Work request
Could you return every line of the records below that contains the word "button"?

Entries from a dataset of interfaces:
--
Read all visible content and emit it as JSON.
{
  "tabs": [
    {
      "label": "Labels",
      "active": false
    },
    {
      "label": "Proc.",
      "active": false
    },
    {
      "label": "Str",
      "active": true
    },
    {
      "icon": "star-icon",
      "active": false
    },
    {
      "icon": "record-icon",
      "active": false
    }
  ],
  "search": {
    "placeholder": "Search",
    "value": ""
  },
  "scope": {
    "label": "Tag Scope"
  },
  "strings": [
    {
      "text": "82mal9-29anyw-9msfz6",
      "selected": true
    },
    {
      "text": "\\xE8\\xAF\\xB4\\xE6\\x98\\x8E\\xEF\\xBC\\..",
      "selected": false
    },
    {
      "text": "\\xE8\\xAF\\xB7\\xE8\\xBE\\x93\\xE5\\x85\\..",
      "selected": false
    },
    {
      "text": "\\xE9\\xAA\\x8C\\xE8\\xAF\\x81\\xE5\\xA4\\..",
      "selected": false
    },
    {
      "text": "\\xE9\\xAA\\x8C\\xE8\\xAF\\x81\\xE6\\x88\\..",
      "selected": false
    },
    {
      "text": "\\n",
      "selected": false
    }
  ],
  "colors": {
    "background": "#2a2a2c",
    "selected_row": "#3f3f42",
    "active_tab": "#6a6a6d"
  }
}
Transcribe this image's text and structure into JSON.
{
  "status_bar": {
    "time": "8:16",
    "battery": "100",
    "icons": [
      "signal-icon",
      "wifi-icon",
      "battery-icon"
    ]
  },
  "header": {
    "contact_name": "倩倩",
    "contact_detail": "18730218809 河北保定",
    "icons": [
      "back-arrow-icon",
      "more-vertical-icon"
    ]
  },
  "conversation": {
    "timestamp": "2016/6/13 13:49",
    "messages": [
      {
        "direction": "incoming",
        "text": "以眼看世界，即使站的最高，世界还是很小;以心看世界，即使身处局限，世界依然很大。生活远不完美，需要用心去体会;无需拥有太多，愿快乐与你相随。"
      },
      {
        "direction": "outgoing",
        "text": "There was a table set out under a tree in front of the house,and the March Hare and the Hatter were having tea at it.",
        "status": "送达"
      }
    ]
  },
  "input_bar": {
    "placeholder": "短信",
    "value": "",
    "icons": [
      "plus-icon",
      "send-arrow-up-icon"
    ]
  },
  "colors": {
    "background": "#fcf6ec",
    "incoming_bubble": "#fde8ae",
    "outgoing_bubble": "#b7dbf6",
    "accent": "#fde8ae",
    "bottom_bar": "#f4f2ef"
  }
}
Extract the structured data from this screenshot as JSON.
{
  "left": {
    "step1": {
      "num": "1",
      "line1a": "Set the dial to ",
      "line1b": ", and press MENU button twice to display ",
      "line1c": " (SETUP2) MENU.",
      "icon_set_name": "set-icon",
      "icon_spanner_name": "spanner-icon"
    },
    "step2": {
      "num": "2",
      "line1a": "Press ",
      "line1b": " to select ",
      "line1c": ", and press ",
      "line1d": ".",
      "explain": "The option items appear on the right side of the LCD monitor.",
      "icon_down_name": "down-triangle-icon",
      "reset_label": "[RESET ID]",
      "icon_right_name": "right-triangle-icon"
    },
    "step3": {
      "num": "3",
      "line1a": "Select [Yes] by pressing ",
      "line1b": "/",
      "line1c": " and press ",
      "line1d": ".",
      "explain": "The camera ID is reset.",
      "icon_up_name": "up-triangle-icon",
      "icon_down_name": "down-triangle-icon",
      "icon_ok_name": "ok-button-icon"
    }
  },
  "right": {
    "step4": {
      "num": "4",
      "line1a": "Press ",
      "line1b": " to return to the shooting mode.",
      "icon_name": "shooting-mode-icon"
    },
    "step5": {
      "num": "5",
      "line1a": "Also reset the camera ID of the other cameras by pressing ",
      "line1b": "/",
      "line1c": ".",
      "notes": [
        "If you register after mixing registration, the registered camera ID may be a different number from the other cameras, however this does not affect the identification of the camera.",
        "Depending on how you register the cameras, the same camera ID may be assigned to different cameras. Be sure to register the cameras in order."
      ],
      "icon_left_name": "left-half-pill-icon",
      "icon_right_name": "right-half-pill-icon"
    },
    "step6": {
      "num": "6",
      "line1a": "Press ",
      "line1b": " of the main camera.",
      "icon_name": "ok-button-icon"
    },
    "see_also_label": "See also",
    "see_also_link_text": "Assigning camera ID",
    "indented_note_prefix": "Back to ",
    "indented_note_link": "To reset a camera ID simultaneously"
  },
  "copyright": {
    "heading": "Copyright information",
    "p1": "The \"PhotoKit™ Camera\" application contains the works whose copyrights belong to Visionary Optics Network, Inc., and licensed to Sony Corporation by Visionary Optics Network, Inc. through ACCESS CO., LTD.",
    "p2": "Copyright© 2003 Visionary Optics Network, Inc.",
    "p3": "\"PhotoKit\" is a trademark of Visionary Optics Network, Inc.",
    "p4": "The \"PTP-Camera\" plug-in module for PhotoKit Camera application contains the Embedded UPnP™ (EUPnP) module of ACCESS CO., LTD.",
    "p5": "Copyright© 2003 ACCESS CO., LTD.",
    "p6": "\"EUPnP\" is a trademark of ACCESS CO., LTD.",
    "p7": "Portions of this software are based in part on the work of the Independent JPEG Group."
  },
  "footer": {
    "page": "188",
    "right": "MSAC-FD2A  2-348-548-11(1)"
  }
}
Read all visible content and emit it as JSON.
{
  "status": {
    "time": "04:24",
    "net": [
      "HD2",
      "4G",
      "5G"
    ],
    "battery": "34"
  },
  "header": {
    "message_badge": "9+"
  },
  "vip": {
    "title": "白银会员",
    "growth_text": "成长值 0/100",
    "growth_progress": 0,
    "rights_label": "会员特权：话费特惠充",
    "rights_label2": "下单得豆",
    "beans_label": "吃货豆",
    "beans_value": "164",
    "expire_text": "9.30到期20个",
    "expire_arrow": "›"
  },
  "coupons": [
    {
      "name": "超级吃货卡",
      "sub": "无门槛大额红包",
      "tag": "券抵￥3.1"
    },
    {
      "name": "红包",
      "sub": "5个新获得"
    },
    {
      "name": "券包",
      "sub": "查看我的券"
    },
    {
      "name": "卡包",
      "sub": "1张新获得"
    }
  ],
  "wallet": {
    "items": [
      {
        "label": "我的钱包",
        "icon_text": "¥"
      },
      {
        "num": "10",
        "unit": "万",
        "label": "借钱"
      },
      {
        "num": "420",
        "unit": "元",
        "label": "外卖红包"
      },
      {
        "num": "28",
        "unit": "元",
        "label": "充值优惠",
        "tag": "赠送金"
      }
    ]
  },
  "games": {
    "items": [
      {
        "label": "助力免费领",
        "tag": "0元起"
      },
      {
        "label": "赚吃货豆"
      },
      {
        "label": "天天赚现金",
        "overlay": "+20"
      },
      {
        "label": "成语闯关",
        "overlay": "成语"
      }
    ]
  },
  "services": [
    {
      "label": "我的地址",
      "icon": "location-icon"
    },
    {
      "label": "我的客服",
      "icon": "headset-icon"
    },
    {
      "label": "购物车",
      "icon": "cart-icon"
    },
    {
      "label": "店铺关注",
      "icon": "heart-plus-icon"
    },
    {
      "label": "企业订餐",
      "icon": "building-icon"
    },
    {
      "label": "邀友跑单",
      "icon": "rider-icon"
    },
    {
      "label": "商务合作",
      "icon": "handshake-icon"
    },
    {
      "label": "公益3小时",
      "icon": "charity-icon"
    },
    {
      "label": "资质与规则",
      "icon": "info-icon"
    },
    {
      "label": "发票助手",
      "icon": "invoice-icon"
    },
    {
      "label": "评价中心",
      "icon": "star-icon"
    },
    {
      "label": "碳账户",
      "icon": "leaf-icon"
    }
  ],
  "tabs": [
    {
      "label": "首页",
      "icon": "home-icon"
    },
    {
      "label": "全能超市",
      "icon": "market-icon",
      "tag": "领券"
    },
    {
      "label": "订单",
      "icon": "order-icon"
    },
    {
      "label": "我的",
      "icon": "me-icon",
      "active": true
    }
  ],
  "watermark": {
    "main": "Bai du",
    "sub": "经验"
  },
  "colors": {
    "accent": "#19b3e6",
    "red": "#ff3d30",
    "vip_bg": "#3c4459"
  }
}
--
Finished task
      "line1b": ", and press MENU button twice to display ",
      "icon_ok_name": "ok-button-icon"
      "icon_name": "ok-button-icon"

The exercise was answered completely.